“Life still gives lemons. Life gives lemons to good people, bad people, old people, all people. . . . But we don’t have to suck on them.”- Max Lucado
As Max Lucado concludes Chapter 11 of Anxious for Nothing, he discusses the letters L and M of the acronym C. A. L. M.
3. Leave your concerns with God. Here, Pastor Lucado urges you to let God take charge – something He’s so willing to do. Just like you don’t stay and offer to help a repairman fix your appliance or hover around asking key questions, leave your problem with God to fix. Max explains:
“God does not need our help, counsel, or assistance. (Please repeat this phrase: I hereby resign as a ruler of the universe.) When he is ready for us to reengage, he will let us know. Until then, replace anxious thoughts with grateful ones. God takes thanksgiving seriously. Here’s why: gratitude keeps us focused on the present.”
In fact, Pastor Lucado notes, the Bible’s most common word for worry is the Greek term merimate. It’s root word, merimnao, consists of a compound of a verb (divide) and a noun (mind). Thus, anxiety divides the mind, chops up our attention. Furthermore, anxiety diverts our attention from the present.

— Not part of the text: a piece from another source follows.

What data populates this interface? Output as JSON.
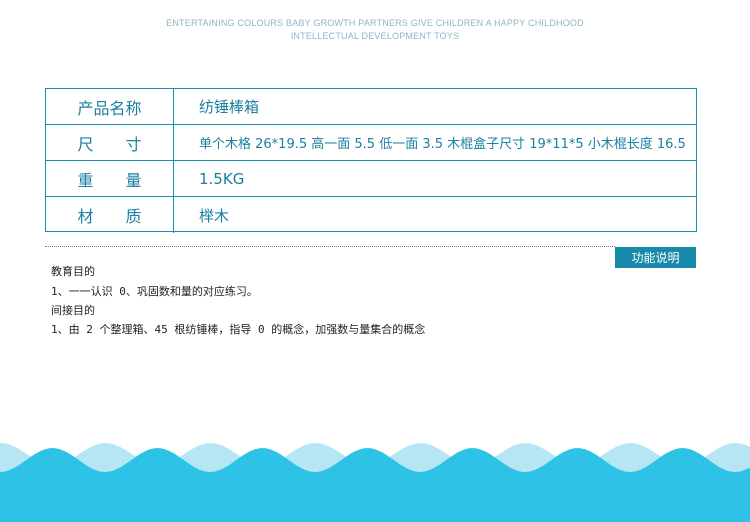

4. Meditate on good things. As the author reminds us, refuse to allow anxious, negative thoughts to usurp control of your mind. While you can’t control your circumstances, you always can control what you think of them. As Max quips, “Life comes with lemons. But you don’t have to suck on them.”
In conclusion, Pastor Lucado encourages, a new day and new season await you. Even if you can’t imagine a life in which you’re anxious for nothing, God can. And with God’s help, you’ll experience it.
Today’s question: When life gives you lemons, what’s your default response? Please share.
Tomorrow’s blog: “When people taste your life”